[Data about app and page elements]
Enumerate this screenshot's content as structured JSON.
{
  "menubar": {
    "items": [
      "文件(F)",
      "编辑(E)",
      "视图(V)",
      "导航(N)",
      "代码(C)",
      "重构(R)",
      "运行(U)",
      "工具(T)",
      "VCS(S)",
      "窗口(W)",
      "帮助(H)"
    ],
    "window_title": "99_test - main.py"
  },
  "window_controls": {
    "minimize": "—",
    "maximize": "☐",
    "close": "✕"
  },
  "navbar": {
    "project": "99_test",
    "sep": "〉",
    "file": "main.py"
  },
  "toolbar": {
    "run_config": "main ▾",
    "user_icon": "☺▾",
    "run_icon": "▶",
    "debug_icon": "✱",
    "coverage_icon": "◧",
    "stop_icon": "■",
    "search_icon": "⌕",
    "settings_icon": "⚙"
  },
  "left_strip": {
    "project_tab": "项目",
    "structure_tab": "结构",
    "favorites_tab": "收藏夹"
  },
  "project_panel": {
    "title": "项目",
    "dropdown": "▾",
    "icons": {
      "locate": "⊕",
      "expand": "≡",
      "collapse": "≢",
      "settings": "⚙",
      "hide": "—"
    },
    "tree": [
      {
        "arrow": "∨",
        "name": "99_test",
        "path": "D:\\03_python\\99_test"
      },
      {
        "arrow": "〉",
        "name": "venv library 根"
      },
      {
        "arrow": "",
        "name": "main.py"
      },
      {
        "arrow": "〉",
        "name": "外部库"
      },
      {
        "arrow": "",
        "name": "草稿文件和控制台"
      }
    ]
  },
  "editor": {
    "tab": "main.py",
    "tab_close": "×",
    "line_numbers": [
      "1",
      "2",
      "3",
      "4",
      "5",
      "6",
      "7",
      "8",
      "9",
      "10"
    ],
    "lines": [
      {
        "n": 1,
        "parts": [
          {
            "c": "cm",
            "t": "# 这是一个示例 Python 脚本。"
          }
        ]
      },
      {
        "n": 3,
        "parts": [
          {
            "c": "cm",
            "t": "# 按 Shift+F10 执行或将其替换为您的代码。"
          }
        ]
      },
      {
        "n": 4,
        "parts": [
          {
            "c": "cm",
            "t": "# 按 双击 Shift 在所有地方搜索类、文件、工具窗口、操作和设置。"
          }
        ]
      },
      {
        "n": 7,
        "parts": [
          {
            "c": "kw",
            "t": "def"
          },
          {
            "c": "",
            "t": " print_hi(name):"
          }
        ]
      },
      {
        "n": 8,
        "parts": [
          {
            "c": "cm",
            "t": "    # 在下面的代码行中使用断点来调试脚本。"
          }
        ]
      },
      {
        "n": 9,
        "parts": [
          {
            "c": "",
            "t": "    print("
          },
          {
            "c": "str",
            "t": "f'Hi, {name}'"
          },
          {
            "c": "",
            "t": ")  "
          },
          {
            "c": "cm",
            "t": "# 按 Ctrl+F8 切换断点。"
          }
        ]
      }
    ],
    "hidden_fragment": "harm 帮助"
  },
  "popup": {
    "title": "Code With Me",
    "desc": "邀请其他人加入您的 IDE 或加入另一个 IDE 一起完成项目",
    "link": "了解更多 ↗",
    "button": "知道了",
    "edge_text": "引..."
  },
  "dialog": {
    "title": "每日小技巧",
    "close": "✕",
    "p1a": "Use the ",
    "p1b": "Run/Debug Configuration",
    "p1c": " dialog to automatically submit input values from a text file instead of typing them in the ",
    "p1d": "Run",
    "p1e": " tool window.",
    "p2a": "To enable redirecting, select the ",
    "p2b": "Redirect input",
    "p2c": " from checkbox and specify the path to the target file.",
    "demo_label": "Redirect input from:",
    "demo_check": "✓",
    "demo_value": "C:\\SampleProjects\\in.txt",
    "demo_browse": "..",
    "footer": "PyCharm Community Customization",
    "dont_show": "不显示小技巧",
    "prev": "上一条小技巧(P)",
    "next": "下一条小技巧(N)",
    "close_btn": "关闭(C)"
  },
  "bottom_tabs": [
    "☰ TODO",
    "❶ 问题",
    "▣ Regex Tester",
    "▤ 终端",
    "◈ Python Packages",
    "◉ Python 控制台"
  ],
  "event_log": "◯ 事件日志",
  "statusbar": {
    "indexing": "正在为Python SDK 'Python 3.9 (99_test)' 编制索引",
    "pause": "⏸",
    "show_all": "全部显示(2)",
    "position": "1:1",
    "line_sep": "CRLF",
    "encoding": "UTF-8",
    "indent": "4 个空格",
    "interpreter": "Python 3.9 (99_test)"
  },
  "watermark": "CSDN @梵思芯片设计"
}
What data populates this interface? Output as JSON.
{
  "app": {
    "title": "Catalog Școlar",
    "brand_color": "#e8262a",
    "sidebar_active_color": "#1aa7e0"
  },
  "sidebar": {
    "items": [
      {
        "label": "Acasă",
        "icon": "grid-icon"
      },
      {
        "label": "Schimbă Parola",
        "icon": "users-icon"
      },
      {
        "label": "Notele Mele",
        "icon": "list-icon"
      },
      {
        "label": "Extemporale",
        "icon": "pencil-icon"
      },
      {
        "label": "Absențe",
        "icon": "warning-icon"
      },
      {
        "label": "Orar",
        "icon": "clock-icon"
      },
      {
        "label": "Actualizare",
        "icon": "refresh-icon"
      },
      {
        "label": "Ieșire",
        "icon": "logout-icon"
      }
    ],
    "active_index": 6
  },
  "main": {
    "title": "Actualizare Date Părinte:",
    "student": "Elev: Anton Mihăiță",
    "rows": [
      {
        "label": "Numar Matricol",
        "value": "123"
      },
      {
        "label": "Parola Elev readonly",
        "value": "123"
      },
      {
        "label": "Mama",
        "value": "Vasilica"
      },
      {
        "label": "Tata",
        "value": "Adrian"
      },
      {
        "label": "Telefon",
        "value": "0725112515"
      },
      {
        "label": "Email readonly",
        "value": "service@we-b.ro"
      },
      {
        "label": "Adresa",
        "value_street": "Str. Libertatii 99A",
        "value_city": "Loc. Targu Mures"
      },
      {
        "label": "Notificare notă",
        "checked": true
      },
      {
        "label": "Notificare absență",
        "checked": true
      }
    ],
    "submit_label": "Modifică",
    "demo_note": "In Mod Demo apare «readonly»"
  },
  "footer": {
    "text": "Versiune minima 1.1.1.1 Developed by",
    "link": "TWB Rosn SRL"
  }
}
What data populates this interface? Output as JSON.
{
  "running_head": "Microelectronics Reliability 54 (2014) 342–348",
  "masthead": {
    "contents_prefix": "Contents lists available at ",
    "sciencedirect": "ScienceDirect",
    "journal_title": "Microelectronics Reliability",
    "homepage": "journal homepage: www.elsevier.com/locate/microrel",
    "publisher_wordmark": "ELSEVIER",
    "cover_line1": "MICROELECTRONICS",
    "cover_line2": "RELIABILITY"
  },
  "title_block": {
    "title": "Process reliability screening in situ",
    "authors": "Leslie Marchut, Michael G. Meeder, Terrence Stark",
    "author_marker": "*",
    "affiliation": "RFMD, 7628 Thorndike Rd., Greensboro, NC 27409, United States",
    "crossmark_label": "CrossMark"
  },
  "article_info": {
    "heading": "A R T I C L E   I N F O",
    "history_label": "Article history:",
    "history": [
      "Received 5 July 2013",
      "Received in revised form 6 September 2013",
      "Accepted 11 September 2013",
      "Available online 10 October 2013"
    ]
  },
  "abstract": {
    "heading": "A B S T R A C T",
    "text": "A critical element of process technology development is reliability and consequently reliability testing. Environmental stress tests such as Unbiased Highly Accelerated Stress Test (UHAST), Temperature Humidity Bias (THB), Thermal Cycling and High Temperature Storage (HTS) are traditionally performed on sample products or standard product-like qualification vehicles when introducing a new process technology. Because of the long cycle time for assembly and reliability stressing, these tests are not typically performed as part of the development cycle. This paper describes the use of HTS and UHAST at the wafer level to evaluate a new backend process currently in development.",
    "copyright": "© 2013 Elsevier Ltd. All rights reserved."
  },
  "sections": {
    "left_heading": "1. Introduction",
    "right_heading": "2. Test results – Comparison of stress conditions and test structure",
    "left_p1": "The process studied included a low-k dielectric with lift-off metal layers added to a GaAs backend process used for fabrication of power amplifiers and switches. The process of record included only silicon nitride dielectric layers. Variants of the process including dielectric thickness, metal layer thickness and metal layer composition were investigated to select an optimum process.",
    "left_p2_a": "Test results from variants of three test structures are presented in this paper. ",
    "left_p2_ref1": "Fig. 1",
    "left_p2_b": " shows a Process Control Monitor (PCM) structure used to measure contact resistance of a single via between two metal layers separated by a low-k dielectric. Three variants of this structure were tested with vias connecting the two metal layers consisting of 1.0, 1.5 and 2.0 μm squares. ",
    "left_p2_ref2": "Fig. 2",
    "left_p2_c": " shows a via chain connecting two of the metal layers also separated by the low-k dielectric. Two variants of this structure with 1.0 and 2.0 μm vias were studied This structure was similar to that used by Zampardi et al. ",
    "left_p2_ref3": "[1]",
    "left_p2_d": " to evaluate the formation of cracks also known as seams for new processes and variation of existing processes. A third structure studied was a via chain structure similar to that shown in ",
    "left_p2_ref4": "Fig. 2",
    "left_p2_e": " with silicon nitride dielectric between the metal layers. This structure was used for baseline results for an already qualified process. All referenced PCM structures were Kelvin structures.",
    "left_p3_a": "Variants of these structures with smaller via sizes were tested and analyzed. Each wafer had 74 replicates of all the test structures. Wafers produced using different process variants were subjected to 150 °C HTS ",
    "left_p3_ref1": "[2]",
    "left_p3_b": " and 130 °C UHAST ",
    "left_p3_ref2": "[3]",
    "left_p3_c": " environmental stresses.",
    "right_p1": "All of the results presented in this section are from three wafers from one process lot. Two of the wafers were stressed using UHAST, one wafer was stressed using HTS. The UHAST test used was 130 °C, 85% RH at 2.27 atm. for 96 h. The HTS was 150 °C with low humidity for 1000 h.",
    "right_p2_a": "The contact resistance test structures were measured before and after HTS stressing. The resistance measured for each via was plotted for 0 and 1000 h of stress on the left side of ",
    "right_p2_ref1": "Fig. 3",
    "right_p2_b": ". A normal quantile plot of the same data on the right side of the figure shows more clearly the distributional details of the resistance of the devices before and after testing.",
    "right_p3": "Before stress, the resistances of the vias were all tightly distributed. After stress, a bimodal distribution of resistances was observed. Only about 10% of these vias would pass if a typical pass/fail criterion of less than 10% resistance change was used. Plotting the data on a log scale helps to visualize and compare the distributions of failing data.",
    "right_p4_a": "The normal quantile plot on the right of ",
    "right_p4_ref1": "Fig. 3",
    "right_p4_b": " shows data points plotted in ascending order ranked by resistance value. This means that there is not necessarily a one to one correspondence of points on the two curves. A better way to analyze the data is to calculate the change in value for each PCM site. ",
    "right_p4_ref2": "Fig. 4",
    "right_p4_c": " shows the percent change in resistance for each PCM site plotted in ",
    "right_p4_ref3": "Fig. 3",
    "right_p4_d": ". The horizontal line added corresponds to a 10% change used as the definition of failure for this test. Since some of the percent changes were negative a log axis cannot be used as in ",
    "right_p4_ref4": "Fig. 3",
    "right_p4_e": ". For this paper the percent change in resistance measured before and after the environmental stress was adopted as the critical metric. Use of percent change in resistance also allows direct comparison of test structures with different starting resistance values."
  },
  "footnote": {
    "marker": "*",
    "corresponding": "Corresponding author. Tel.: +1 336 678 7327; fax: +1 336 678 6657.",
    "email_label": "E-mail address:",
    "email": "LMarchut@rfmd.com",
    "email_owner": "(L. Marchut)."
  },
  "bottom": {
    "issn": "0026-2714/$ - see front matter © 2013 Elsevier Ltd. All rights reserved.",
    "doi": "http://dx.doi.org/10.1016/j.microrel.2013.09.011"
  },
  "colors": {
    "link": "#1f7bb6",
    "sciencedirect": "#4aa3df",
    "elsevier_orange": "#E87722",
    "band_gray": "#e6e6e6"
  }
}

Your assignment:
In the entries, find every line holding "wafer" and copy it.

Output for this task:
    "text": "A critical element of process technology development is reliability and consequently reliability testing. Environmental stress tests such as Unbiased Highly Accelerated Stress Test (UHAST), Temperature Humidity Bias (THB), Thermal Cycling and High Temperature Storage (HTS) are traditionally performed on sample products or standard product-like qualification vehicles when introducing a new process technology. Because of the long cycle time for assembly and reliability stressing, these tests are not typically performed as part of the development cycle. This paper describes the use of HTS and UHAST at the wafer level to evaluate a new backend process currently in development.",
    "left_p3_a": "Variants of these structures with smaller via sizes were tested and analyzed. Each wafer had 74 replicates of all the test structures. Wafers produced using different process variants were subjected to 150 °C HTS ",
    "right_p1": "All of the results presented in this section are from three wafers from one process lot. Two of the wafers were stressed using UHAST, one wafer was stressed using HTS. The UHAST test used was 130 °C, 85% RH at 2.27 atm. for 96 h. The HTS was 150 °C with low humidity for 1000 h.",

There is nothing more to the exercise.